Element data from apps and pages
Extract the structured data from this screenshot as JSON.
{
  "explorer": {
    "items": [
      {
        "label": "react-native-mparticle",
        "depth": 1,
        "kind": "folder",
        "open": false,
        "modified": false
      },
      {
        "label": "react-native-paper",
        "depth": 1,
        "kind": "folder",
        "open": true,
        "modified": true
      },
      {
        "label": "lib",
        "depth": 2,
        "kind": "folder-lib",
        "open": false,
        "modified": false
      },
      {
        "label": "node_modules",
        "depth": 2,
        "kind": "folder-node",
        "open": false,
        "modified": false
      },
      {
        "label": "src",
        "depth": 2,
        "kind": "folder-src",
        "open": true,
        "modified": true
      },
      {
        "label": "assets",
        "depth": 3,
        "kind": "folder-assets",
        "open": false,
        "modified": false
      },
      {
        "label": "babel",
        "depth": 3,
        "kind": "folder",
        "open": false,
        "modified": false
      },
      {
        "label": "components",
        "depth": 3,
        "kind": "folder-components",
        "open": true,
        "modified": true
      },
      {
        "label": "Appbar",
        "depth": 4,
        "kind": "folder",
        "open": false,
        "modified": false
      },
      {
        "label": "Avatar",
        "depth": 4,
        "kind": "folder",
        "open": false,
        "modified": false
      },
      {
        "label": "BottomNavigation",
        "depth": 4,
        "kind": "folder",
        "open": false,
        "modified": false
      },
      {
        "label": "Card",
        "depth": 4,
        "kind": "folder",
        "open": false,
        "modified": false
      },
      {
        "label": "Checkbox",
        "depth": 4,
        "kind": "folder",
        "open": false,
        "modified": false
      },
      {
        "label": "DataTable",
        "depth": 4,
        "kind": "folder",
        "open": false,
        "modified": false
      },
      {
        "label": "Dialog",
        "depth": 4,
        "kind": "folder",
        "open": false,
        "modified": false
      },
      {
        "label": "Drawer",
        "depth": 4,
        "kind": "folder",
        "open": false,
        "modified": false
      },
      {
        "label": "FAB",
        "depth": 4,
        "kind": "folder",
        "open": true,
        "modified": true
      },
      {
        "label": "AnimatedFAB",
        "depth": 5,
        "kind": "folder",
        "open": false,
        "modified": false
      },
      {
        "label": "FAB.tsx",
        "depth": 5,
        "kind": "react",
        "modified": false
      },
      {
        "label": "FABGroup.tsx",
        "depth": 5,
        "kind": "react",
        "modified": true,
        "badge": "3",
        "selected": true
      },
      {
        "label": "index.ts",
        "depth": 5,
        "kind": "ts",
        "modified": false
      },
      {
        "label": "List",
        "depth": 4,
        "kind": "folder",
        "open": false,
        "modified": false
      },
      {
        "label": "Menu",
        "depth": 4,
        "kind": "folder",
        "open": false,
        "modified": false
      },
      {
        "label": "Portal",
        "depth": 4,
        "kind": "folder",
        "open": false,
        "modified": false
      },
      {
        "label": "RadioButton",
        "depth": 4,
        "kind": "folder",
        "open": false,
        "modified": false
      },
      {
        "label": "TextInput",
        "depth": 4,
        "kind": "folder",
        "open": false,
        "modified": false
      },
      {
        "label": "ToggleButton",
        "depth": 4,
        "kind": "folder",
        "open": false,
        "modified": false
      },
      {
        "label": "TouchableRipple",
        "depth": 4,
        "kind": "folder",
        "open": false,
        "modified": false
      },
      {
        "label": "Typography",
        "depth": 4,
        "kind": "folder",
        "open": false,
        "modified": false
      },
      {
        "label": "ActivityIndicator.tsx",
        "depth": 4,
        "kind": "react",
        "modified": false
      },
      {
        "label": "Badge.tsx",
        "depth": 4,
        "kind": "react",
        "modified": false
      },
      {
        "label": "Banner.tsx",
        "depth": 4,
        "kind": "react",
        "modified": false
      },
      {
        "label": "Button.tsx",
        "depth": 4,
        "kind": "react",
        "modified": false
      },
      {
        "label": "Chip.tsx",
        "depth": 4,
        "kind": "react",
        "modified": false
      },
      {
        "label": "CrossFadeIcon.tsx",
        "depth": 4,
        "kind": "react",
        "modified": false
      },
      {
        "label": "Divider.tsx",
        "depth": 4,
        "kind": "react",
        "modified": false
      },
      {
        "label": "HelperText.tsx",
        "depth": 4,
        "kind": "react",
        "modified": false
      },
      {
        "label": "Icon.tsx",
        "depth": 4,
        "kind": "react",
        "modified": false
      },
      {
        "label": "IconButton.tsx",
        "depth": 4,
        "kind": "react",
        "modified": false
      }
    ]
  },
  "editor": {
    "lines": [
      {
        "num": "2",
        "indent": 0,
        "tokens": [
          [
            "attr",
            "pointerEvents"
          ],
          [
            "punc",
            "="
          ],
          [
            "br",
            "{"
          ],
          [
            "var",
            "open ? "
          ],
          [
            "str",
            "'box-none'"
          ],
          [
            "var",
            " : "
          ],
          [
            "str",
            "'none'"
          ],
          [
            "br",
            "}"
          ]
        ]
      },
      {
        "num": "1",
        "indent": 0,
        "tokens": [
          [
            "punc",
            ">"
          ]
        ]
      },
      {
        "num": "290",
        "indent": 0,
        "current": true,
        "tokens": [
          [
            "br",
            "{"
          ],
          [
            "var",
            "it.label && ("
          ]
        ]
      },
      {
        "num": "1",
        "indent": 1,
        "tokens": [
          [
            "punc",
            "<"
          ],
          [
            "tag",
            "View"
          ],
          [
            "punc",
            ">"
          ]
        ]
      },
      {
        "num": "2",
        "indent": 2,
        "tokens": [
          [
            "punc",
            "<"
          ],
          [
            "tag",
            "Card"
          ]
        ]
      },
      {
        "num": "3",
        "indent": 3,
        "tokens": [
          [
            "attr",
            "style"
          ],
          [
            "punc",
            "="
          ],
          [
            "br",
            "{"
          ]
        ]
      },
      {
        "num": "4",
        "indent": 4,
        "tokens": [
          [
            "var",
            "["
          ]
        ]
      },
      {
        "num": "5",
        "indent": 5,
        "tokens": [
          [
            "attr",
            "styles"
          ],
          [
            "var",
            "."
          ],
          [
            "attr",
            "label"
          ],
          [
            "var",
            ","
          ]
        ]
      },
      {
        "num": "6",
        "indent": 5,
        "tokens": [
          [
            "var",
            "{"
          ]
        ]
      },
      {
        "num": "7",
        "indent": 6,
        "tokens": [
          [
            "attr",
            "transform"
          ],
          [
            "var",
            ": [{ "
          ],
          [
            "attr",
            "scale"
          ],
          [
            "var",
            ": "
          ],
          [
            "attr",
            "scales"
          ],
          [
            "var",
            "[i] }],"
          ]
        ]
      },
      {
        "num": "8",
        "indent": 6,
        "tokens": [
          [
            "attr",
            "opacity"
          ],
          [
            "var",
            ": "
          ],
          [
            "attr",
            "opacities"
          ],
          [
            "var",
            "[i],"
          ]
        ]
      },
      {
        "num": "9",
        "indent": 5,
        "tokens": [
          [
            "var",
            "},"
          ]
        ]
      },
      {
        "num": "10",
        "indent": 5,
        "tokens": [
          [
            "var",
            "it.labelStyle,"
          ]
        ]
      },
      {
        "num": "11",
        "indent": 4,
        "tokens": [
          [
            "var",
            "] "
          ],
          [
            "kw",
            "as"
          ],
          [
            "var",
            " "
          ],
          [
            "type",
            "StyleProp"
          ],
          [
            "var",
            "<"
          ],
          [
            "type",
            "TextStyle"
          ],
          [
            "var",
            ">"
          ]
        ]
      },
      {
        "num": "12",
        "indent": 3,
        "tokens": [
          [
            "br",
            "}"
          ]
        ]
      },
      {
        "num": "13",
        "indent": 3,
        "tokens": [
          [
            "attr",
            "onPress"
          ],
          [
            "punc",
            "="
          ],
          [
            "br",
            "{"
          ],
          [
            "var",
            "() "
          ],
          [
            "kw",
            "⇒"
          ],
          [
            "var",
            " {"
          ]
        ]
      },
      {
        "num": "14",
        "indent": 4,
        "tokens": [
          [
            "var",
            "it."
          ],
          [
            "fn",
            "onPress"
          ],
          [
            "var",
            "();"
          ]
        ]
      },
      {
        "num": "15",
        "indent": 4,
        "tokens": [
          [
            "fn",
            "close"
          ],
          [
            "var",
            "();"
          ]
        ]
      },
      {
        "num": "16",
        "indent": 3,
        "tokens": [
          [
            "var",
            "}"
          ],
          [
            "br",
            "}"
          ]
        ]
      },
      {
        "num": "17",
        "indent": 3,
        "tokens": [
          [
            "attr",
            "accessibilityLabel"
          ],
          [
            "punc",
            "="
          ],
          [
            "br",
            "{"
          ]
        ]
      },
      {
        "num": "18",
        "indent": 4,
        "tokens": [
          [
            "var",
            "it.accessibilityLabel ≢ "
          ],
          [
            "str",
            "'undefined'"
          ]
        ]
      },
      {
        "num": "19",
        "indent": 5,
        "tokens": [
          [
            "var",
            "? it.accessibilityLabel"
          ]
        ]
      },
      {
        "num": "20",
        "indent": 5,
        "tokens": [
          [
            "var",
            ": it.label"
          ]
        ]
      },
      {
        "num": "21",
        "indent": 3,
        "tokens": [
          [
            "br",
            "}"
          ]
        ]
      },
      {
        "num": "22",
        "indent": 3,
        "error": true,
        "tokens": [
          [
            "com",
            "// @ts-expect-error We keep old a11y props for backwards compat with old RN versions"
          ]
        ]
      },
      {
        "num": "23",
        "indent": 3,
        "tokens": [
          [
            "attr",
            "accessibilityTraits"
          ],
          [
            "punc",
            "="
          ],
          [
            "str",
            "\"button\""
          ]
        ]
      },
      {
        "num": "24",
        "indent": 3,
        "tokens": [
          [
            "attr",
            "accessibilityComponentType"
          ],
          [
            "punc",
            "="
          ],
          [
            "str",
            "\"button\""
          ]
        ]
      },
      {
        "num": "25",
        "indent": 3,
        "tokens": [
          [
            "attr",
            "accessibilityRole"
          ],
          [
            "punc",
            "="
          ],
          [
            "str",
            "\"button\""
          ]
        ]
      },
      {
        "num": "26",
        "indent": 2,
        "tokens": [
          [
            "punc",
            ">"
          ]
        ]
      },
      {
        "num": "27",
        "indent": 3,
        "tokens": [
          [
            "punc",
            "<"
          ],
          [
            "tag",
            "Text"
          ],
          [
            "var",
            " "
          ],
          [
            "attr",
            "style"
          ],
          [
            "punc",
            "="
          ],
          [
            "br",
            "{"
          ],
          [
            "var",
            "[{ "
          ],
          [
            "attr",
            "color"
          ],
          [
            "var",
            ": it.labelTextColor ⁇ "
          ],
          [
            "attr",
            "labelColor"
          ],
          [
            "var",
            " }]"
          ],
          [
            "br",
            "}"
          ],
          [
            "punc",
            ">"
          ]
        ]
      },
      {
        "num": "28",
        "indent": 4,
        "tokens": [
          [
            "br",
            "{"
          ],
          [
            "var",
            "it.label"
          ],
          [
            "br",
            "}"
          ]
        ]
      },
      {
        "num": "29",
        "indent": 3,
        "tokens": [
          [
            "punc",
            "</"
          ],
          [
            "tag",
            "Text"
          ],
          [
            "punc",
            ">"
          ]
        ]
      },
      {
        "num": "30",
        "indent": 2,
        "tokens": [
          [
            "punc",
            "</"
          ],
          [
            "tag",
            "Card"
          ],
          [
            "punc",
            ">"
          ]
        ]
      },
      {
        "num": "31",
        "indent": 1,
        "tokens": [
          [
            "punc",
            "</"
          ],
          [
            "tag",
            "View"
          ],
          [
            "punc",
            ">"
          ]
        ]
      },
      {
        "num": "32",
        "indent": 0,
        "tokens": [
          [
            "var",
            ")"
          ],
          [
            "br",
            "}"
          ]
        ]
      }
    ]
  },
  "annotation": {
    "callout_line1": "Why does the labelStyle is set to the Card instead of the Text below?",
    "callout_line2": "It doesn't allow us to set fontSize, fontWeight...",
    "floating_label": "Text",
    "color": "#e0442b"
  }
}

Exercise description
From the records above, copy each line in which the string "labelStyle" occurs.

Exercise response
            "it.labelStyle,"
    "callout_line1": "Why does the labelStyle is set to the Card instead of the Text below?",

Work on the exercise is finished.